=== Problem statement ===
Every entry is to be returned unchanged, and no picture is to be included.

(Stored data entries)
§
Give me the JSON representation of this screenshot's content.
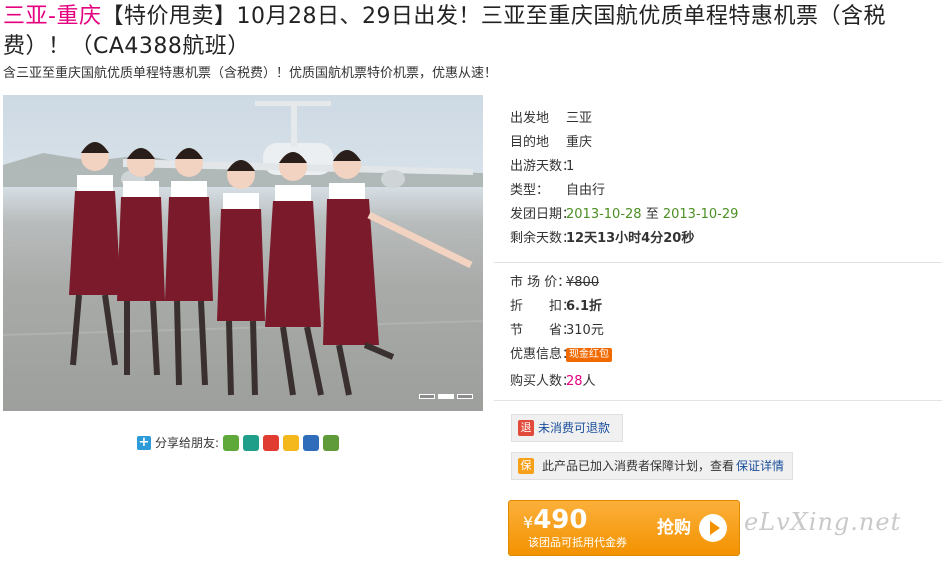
{
  "title": {
    "route": "三亚-重庆",
    "text": "【特价甩卖】10月28日、29日出发！三亚至重庆国航优质单程特惠机票（含税费）！（CA4388航班）"
  },
  "subtitle": "含三亚至重庆国航优质单程特惠机票（含税费）！优质国航机票特价机票，优惠从速！",
  "share": {
    "label": "分享给朋友:",
    "icons": [
      "kaixin-icon",
      "douban-icon",
      "weibo-icon",
      "qzone-icon",
      "renren-icon",
      "sina-icon"
    ]
  },
  "carousel": {
    "total": 3,
    "active": 1
  },
  "info": {
    "departure_label": "出发地",
    "departure": "三亚",
    "destination_label": "目的地",
    "destination": "重庆",
    "days_label": "出游天数：",
    "days": "1",
    "type_label": "类型：",
    "type": "自由行",
    "date_label": "发团日期：",
    "date_from": "2013-10-28",
    "date_to_word": "至",
    "date_to": "2013-10-29",
    "remaining_label": "剩余天数：",
    "remaining": "12天13小时4分20秒"
  },
  "pricing": {
    "market_label": "市 场 价：",
    "market_price": "¥800",
    "discount_label": "折　　扣：",
    "discount": "6.1折",
    "save_label": "节　　省：",
    "save": "310元",
    "promo_label": "优惠信息：",
    "promo_badge": "现金红包",
    "buyers_label": "购买人数：",
    "buyers_count": "28",
    "buyers_unit": "人"
  },
  "refund": {
    "icon": "退",
    "text": "未消费可退款"
  },
  "guarantee": {
    "icon": "保",
    "text": "此产品已加入消费者保障计划，查看",
    "link": "保证详情"
  },
  "buy": {
    "currency": "¥",
    "price": "490",
    "note": "该团品可抵用代金券",
    "cta": "抢购"
  },
  "watermark": "eLvXing.net",
  "colors": {
    "accent": "#e4007f",
    "button": "#f39200",
    "date": "#4b8f23",
    "link": "#1a4f9c"
  }
}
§
=== Solution ===
Give me the JSON representation of this screenshot's content.
{
  "title": {
    "route": "三亚-重庆",
    "text": "【特价甩卖】10月28日、29日出发！三亚至重庆国航优质单程特惠机票（含税费）！（CA4388航班）"
  },
  "subtitle": "含三亚至重庆国航优质单程特惠机票（含税费）！优质国航机票特价机票，优惠从速！",
  "share": {
    "label": "分享给朋友:",
    "icons": [
      "kaixin-icon",
      "douban-icon",
      "weibo-icon",
      "qzone-icon",
      "renren-icon",
      "sina-icon"
    ]
  },
  "carousel": {
    "total": 3,
    "active": 1
  },
  "info": {
    "departure_label": "出发地",
    "departure": "三亚",
    "destination_label": "目的地",
    "destination": "重庆",
    "days_label": "出游天数：",
    "days": "1",
    "type_label": "类型：",
    "type": "自由行",
    "date_label": "发团日期：",
    "date_from": "2013-10-28",
    "date_to_word": "至",
    "date_to": "2013-10-29",
    "remaining_label": "剩余天数：",
    "remaining": "12天13小时4分20秒"
  },
  "pricing": {
    "market_label": "市 场 价：",
    "market_price": "¥800",
    "discount_label": "折　　扣：",
    "discount": "6.1折",
    "save_label": "节　　省：",
    "save": "310元",
    "promo_label": "优惠信息：",
    "promo_badge": "现金红包",
    "buyers_label": "购买人数：",
    "buyers_count": "28",
    "buyers_unit": "人"
  },
  "refund": {
    "icon": "退",
    "text": "未消费可退款"
  },
  "guarantee": {
    "icon": "保",
    "text": "此产品已加入消费者保障计划，查看",
    "link": "保证详情"
  },
  "buy": {
    "currency": "¥",
    "price": "490",
    "note": "该团品可抵用代金券",
    "cta": "抢购"
  },
  "watermark": "eLvXing.net",
  "colors": {
    "accent": "#e4007f",
    "button": "#f39200",
    "date": "#4b8f23",
    "link": "#1a4f9c"
  }
}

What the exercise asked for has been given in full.